■ **WHAT THE TASK REQUIRES**
Please find the lines in the entries below that contain the word "JSON", and copy each one.

#### PROVIDED ENTRIES ####

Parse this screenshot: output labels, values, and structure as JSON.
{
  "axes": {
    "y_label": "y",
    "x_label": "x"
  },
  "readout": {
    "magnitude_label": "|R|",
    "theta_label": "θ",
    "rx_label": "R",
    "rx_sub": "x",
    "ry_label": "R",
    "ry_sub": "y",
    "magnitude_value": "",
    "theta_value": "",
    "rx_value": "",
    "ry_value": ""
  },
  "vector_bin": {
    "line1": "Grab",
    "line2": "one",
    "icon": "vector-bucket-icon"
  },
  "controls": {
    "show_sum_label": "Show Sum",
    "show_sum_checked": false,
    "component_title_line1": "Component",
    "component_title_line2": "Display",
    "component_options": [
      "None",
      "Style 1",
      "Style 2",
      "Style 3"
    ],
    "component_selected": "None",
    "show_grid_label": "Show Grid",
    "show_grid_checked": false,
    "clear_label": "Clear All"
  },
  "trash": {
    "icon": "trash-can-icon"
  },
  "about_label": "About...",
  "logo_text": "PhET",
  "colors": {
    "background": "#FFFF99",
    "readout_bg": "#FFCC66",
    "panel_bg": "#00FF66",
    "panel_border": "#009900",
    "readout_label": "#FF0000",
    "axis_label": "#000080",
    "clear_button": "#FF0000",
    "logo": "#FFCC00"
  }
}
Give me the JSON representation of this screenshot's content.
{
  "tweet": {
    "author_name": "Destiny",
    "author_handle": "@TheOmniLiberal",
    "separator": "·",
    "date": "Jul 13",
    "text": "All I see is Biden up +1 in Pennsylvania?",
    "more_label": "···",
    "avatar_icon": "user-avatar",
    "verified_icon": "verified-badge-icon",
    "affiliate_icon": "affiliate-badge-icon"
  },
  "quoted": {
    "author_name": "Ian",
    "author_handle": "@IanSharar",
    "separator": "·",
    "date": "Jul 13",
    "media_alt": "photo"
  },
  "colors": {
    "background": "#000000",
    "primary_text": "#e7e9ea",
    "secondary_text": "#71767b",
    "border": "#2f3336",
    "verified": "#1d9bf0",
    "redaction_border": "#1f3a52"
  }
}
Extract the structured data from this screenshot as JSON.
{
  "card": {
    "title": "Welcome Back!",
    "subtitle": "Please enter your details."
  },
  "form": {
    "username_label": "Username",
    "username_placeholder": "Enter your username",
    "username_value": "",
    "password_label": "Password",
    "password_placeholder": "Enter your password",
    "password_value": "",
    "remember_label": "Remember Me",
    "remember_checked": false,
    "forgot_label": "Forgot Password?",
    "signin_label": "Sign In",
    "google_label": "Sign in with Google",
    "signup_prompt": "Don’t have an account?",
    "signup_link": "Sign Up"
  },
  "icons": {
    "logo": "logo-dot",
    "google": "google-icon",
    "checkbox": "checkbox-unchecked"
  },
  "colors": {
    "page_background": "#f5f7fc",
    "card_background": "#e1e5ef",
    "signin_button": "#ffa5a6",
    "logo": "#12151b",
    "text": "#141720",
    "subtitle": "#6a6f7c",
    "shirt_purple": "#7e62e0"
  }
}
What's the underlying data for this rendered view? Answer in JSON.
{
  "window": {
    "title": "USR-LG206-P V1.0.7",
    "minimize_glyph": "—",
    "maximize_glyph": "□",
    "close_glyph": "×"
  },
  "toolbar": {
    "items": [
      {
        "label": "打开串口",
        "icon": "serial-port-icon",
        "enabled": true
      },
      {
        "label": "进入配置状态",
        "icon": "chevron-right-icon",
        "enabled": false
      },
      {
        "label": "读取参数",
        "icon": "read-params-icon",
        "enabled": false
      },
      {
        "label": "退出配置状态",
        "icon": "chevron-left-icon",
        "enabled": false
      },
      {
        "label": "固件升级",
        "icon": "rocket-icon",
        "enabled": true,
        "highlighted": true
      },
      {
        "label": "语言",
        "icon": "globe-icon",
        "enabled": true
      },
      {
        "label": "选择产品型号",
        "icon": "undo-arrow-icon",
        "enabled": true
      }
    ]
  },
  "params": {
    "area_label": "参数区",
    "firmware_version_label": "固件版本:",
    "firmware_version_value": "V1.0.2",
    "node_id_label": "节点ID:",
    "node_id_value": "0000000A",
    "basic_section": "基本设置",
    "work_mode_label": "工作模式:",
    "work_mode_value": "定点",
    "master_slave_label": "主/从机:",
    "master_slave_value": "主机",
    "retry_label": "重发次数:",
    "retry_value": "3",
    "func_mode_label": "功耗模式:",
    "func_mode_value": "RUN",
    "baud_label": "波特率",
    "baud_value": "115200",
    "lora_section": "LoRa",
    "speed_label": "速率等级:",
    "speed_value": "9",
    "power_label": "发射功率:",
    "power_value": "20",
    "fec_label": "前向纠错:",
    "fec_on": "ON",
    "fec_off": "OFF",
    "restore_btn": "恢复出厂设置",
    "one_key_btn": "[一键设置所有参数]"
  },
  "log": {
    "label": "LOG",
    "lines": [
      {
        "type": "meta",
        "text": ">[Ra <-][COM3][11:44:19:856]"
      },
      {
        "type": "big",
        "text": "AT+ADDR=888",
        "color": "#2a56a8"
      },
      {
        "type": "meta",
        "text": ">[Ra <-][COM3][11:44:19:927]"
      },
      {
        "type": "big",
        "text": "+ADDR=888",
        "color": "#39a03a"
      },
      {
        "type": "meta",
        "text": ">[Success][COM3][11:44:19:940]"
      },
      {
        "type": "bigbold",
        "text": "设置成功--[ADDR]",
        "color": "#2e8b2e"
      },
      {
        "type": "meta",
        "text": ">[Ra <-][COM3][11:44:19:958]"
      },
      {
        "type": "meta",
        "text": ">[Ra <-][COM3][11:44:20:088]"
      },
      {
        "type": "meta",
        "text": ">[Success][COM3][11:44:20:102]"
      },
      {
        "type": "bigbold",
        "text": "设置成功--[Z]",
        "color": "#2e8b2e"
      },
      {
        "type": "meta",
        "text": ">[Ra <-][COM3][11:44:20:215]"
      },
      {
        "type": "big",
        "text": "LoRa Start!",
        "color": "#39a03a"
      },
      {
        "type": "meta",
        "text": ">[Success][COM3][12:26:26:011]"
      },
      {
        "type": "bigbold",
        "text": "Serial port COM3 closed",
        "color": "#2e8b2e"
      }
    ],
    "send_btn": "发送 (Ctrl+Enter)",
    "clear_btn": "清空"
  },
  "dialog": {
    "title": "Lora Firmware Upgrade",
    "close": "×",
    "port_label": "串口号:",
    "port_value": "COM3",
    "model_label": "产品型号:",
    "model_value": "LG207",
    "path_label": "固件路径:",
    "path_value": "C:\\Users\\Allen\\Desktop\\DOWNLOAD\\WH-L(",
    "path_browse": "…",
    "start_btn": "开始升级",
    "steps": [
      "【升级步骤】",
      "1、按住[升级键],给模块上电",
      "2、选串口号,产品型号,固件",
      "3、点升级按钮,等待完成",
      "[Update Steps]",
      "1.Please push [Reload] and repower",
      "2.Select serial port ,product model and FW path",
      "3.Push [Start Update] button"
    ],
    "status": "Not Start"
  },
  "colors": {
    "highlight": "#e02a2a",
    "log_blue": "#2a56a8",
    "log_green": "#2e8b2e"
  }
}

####

■ **OUTPUT OF THE EXERCISE**
Parse this screenshot: output labels, values, and structure as JSON.
Give me the JSON representation of this screenshot's content.
Extract the structured data from this screenshot as JSON.
What's the underlying data for this rendered view? Answer in JSON.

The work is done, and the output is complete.